    [<p>, <p#test>]

Or the other way around::

    >>> d('<h1>arya stark</h1>').replaceAll('p')
    >>> d('p')
    >>> d('h1')
    [<h1>, <h1>]

Remove what's inside the selection::

    >>> d('h1').empty()
    [<h1>, <h1>]

And you can get back the modified html::

    >>> print d

You can generate html stuff::

    >>> from pyquery import PyQuery as pq
    >>> print pq('<div>Yeah !</div>').addClass('myclass') + pq('<b>cool</b>')
    <div class="myclass">Yeah !</div><b>cool</b>

.. fake imports

    >>> from ajax import PyQuery as pq

You can query some wsgi app if WebOb is installed (it's not a pyquery
dependencie). IN this example the test app returns a simple input at `/` and a
submit button at `/submit`::

    >>> d = pq('<form></form>', app=input_app)
    >>> d.append(d.get('/'))
    >>> print d
    <form><input name="youyou" type="text" value=""/></form>

The app is also available in new nodes::

    >>> d.get('/').app is d.app is d('form').app

You can also request another path::

    >>> d.append(d.get('/submit'))
    >>> print d
    <form><input name="youyou" type="text" value=""/><input type="submit" value="OK"/></form>

If you want to run the tests that you can see above you should do::

    $ python bootstrap.py
    $ bin/buildout
    $ bin/test

For more documentation about the API use the jquery website http://docs.jquery.com/

The reference I'm now using for the API is ... the color cheat sheet
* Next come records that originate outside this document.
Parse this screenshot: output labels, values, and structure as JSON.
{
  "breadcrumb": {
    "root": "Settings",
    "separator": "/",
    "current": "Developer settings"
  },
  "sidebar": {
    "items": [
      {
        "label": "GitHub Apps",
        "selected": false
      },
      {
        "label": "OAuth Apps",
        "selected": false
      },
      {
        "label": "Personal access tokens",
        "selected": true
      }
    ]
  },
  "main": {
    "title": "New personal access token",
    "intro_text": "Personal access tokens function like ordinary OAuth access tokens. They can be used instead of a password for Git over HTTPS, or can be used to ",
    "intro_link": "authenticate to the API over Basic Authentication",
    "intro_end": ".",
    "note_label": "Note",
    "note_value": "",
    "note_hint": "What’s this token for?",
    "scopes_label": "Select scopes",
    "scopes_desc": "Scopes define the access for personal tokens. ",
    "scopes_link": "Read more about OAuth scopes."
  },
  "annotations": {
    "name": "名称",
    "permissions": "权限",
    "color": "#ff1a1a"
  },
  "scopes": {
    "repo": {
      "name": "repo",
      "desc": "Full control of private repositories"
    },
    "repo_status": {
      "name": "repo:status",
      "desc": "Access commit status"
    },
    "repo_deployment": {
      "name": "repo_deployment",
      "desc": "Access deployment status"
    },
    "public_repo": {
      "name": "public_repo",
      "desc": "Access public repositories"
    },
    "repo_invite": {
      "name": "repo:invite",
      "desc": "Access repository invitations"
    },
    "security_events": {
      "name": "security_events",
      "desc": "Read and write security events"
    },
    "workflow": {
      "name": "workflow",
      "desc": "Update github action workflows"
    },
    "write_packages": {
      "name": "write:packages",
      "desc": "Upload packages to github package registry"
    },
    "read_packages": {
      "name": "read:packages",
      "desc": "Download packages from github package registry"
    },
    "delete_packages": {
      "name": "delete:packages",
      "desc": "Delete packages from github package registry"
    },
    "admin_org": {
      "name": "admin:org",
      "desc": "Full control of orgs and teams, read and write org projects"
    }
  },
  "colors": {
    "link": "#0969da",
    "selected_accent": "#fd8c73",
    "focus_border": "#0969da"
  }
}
- SELECTORS: it works fine but missing all the :xxx (:first, :last, ...) can be
  done by patching lxml.cssselect
- CSS: done
- HTML: done
- MANIPULATING: did all but the "wrap" methods
- TRAVERSING: did a few
- EVENTS: nothing to do with server side might be used later for automatic ajax
- CORE UI EFFECTS: did hide and show the rest doesn't really makes sense on
  server side
- AJAX: some with wsgi app